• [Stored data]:
*****
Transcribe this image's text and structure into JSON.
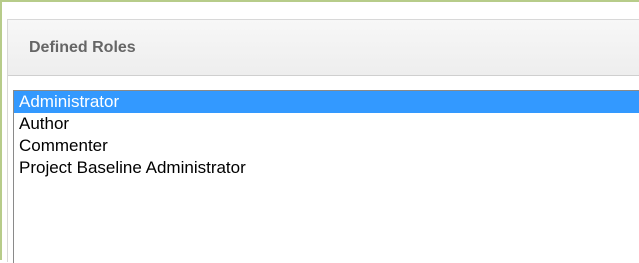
{
  "panel": {
    "title": "Defined Roles"
  },
  "roles_list": {
    "items": [
      {
        "label": "Administrator",
        "selected": true
      },
      {
        "label": "Author",
        "selected": false
      },
      {
        "label": "Commenter",
        "selected": false
      },
      {
        "label": "Project Baseline Administrator",
        "selected": false
      }
    ]
  },
  "colors": {
    "selection_background": "#3399ff",
    "selection_text": "#ffffff",
    "frame_border": "#b7cc8a",
    "header_text": "#666666"
  }
}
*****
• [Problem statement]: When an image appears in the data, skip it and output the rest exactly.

• [Finished exercise]:
Transcribe this image's text and structure into JSON.
{
  "panel": {
    "title": "Defined Roles"
  },
  "roles_list": {
    "items": [
      {
        "label": "Administrator",
        "selected": true
      },
      {
        "label": "Author",
        "selected": false
      },
      {
        "label": "Commenter",
        "selected": false
      },
      {
        "label": "Project Baseline Administrator",
        "selected": false
      }
    ]
  },
  "colors": {
    "selection_background": "#3399ff",
    "selection_text": "#ffffff",
    "frame_border": "#b7cc8a",
    "header_text": "#666666"
  }
}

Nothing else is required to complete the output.